#### EXERCISE
Return the records in full, exactly as given.

------------------------------------------------

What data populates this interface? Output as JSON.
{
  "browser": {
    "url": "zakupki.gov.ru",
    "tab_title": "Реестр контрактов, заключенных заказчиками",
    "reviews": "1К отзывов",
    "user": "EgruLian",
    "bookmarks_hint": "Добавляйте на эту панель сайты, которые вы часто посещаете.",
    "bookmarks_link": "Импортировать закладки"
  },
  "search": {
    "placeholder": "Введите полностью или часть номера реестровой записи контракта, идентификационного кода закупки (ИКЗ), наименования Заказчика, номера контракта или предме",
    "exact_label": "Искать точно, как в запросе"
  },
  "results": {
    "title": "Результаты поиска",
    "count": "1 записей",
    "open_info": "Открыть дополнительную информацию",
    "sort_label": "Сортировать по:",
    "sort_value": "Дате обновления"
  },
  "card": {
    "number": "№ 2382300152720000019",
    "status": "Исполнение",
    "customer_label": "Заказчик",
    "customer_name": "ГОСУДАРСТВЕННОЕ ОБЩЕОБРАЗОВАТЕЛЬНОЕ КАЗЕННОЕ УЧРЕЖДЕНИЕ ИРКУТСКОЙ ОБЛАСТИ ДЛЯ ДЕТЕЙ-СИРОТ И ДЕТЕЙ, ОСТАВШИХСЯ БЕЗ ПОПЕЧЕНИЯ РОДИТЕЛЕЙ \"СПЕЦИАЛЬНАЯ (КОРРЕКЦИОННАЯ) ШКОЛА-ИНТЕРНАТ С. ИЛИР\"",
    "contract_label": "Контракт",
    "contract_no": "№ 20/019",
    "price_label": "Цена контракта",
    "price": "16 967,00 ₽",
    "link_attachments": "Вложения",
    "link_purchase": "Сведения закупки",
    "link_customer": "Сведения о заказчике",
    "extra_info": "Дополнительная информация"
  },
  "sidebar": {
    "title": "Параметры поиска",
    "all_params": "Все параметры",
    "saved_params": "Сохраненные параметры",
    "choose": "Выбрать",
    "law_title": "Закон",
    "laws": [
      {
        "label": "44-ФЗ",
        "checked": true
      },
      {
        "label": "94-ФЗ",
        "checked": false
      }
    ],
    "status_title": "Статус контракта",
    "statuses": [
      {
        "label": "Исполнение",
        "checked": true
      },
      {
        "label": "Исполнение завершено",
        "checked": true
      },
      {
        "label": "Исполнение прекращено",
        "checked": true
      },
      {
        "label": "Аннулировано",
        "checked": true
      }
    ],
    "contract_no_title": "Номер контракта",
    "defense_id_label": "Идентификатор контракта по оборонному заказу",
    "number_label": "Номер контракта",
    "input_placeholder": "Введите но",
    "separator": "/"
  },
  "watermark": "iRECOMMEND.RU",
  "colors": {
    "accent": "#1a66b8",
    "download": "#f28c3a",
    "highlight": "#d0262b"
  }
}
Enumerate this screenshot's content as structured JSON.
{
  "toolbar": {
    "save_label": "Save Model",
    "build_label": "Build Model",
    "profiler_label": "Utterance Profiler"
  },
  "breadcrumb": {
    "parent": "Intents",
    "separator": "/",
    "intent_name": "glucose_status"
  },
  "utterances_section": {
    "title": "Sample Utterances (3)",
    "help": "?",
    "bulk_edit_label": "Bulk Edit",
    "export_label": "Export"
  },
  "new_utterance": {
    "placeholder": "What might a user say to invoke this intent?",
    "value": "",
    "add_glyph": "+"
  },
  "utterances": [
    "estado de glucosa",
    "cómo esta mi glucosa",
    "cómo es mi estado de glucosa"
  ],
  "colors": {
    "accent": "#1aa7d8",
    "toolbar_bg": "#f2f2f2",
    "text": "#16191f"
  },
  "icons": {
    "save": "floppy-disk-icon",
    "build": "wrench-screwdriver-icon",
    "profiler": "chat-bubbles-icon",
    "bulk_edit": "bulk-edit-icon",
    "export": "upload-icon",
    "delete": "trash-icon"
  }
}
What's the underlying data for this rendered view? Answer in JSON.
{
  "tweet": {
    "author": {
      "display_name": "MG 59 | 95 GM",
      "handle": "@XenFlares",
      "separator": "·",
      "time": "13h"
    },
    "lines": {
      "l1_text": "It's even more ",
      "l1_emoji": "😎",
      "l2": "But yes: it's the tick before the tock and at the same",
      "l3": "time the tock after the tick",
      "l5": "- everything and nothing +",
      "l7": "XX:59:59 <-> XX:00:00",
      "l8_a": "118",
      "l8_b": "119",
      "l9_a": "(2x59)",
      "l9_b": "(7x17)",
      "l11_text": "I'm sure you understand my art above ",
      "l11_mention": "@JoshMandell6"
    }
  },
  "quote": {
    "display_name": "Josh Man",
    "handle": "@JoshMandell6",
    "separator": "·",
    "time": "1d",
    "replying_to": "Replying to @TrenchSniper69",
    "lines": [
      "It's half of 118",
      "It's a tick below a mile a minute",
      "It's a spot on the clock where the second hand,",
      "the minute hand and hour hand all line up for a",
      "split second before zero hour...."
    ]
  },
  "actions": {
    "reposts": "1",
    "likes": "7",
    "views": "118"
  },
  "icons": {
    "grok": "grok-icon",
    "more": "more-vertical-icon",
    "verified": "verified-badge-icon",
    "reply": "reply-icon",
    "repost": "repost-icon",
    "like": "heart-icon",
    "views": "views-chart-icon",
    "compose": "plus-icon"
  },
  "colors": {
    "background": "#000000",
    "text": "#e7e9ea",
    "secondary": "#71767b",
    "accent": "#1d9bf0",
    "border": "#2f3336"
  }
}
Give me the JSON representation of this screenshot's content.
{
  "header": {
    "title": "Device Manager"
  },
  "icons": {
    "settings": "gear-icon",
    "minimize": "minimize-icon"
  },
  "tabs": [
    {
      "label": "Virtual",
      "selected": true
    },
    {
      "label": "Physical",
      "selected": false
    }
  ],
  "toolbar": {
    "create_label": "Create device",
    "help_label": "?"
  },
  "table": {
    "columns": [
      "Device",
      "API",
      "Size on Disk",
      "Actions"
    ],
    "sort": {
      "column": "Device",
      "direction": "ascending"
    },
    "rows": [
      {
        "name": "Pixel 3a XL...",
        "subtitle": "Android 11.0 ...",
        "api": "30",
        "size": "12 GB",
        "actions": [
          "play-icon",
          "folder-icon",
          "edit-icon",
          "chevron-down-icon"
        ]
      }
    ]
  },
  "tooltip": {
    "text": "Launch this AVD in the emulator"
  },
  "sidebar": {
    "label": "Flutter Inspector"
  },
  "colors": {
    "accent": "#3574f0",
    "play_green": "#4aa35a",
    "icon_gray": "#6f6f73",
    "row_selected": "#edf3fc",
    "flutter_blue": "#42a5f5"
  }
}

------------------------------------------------

#### EXERCISE RESULT
What data populates this interface? Output as JSON.
{
  "browser": {
    "url": "zakupki.gov.ru",
    "tab_title": "Реестр контрактов, заключенных заказчиками",
    "reviews": "1К отзывов",
    "user": "EgruLian",
    "bookmarks_hint": "Добавляйте на эту панель сайты, которые вы часто посещаете.",
    "bookmarks_link": "Импортировать закладки"
  },
  "search": {
    "placeholder": "Введите полностью или часть номера реестровой записи контракта, идентификационного кода закупки (ИКЗ), наименования Заказчика, номера контракта или предме",
    "exact_label": "Искать точно, как в запросе"
  },
  "results": {
    "title": "Результаты поиска",
    "count": "1 записей",
    "open_info": "Открыть дополнительную информацию",
    "sort_label": "Сортировать по:",
    "sort_value": "Дате обновления"
  },
  "card": {
    "number": "№ 2382300152720000019",
    "status": "Исполнение",
    "customer_label": "Заказчик",
    "customer_name": "ГОСУДАРСТВЕННОЕ ОБЩЕОБРАЗОВАТЕЛЬНОЕ КАЗЕННОЕ УЧРЕЖДЕНИЕ ИРКУТСКОЙ ОБЛАСТИ ДЛЯ ДЕТЕЙ-СИРОТ И ДЕТЕЙ, ОСТАВШИХСЯ БЕЗ ПОПЕЧЕНИЯ РОДИТЕЛЕЙ \"СПЕЦИАЛЬНАЯ (КОРРЕКЦИОННАЯ) ШКОЛА-ИНТЕРНАТ С. ИЛИР\"",
    "contract_label": "Контракт",
    "contract_no": "№ 20/019",
    "price_label": "Цена контракта",
    "price": "16 967,00 ₽",
    "link_attachments": "Вложения",
    "link_purchase": "Сведения закупки",
    "link_customer": "Сведения о заказчике",
    "extra_info": "Дополнительная информация"
  },
  "sidebar": {
    "title": "Параметры поиска",
    "all_params": "Все параметры",
    "saved_params": "Сохраненные параметры",
    "choose": "Выбрать",
    "law_title": "Закон",
    "laws": [
      {
        "label": "44-ФЗ",
        "checked": true
      },
      {
        "label": "94-ФЗ",
        "checked": false
      }
    ],
    "status_title": "Статус контракта",
    "statuses": [
      {
        "label": "Исполнение",
        "checked": true
      },
      {
        "label": "Исполнение завершено",
        "checked": true
      },
      {
        "label": "Исполнение прекращено",
        "checked": true
      },
      {
        "label": "Аннулировано",
        "checked": true
      }
    ],
    "contract_no_title": "Номер контракта",
    "defense_id_label": "Идентификатор контракта по оборонному заказу",
    "number_label": "Номер контракта",
    "input_placeholder": "Введите но",
    "separator": "/"
  },
  "watermark": "iRECOMMEND.RU",
  "colors": {
    "accent": "#1a66b8",
    "download": "#f28c3a",
    "highlight": "#d0262b"
  }
}
Enumerate this screenshot's content as structured JSON.
{
  "toolbar": {
    "save_label": "Save Model",
    "build_label": "Build Model",
    "profiler_label": "Utterance Profiler"
  },
  "breadcrumb": {
    "parent": "Intents",
    "separator": "/",
    "intent_name": "glucose_status"
  },
  "utterances_section": {
    "title": "Sample Utterances (3)",
    "help": "?",
    "bulk_edit_label": "Bulk Edit",
    "export_label": "Export"
  },
  "new_utterance": {
    "placeholder": "What might a user say to invoke this intent?",
    "value": "",
    "add_glyph": "+"
  },
  "utterances": [
    "estado de glucosa",
    "cómo esta mi glucosa",
    "cómo es mi estado de glucosa"
  ],
  "colors": {
    "accent": "#1aa7d8",
    "toolbar_bg": "#f2f2f2",
    "text": "#16191f"
  },
  "icons": {
    "save": "floppy-disk-icon",
    "build": "wrench-screwdriver-icon",
    "profiler": "chat-bubbles-icon",
    "bulk_edit": "bulk-edit-icon",
    "export": "upload-icon",
    "delete": "trash-icon"
  }
}
What's the underlying data for this rendered view? Answer in JSON.
{
  "tweet": {
    "author": {
      "display_name": "MG 59 | 95 GM",
      "handle": "@XenFlares",
      "separator": "·",
      "time": "13h"
    },
    "lines": {
      "l1_text": "It's even more ",
      "l1_emoji": "😎",
      "l2": "But yes: it's the tick before the tock and at the same",
      "l3": "time the tock after the tick",
      "l5": "- everything and nothing +",
      "l7": "XX:59:59 <-> XX:00:00",
      "l8_a": "118",
      "l8_b": "119",
      "l9_a": "(2x59)",
      "l9_b": "(7x17)",
      "l11_text": "I'm sure you understand my art above ",
      "l11_mention": "@JoshMandell6"
    }
  },
  "quote": {
    "display_name": "Josh Man",
    "handle": "@JoshMandell6",
    "separator": "·",
    "time": "1d",
    "replying_to": "Replying to @TrenchSniper69",
    "lines": [
      "It's half of 118",
      "It's a tick below a mile a minute",
      "It's a spot on the clock where the second hand,",
      "the minute hand and hour hand all line up for a",
      "split second before zero hour...."
    ]
  },
  "actions": {
    "reposts": "1",
    "likes": "7",
    "views": "118"
  },
  "icons": {
    "grok": "grok-icon",
    "more": "more-vertical-icon",
    "verified": "verified-badge-icon",
    "reply": "reply-icon",
    "repost": "repost-icon",
    "like": "heart-icon",
    "views": "views-chart-icon",
    "compose": "plus-icon"
  },
  "colors": {
    "background": "#000000",
    "text": "#e7e9ea",
    "secondary": "#71767b",
    "accent": "#1d9bf0",
    "border": "#2f3336"
  }
}
Give me the JSON representation of this screenshot's content.
{
  "header": {
    "title": "Device Manager"
  },
  "icons": {
    "settings": "gear-icon",
    "minimize": "minimize-icon"
  },
  "tabs": [
    {
      "label": "Virtual",
      "selected": true
    },
    {
      "label": "Physical",
      "selected": false
    }
  ],
  "toolbar": {
    "create_label": "Create device",
    "help_label": "?"
  },
  "table": {
    "columns": [
      "Device",
      "API",
      "Size on Disk",
      "Actions"
    ],
    "sort": {
      "column": "Device",
      "direction": "ascending"
    },
    "rows": [
      {
        "name": "Pixel 3a XL...",
        "subtitle": "Android 11.0 ...",
        "api": "30",
        "size": "12 GB",
        "actions": [
          "play-icon",
          "folder-icon",
          "edit-icon",
          "chevron-down-icon"
        ]
      }
    ]
  },
  "tooltip": {
    "text": "Launch this AVD in the emulator"
  },
  "sidebar": {
    "label": "Flutter Inspector"
  },
  "colors": {
    "accent": "#3574f0",
    "play_green": "#4aa35a",
    "icon_gray": "#6f6f73",
    "row_selected": "#edf3fc",
    "flutter_blue": "#42a5f5"
  }
}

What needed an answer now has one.